• _What is being asked_
Each line in the entries below that holds the word "控制面板" belongs in the answer.

• _Extracted information_
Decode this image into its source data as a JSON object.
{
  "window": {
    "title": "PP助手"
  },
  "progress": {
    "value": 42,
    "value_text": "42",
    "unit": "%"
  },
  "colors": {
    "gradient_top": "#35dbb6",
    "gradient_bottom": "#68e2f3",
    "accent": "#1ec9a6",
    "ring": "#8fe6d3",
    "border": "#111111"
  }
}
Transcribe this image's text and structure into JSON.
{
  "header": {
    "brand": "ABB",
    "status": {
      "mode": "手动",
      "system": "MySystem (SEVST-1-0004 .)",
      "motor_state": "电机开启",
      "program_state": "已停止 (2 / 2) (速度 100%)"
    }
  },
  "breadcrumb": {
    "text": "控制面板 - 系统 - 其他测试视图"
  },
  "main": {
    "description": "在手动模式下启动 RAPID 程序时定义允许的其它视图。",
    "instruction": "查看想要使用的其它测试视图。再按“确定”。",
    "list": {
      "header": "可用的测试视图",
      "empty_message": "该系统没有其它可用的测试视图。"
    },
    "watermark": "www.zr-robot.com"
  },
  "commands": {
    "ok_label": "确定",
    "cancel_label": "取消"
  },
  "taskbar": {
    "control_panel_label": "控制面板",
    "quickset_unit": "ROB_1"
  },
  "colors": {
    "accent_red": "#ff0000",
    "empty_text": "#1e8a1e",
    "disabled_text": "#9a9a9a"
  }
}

• _Exercise response_
    "text": "控制面板 - 系统 - 其他测试视图"
    "control_panel_label": "控制面板",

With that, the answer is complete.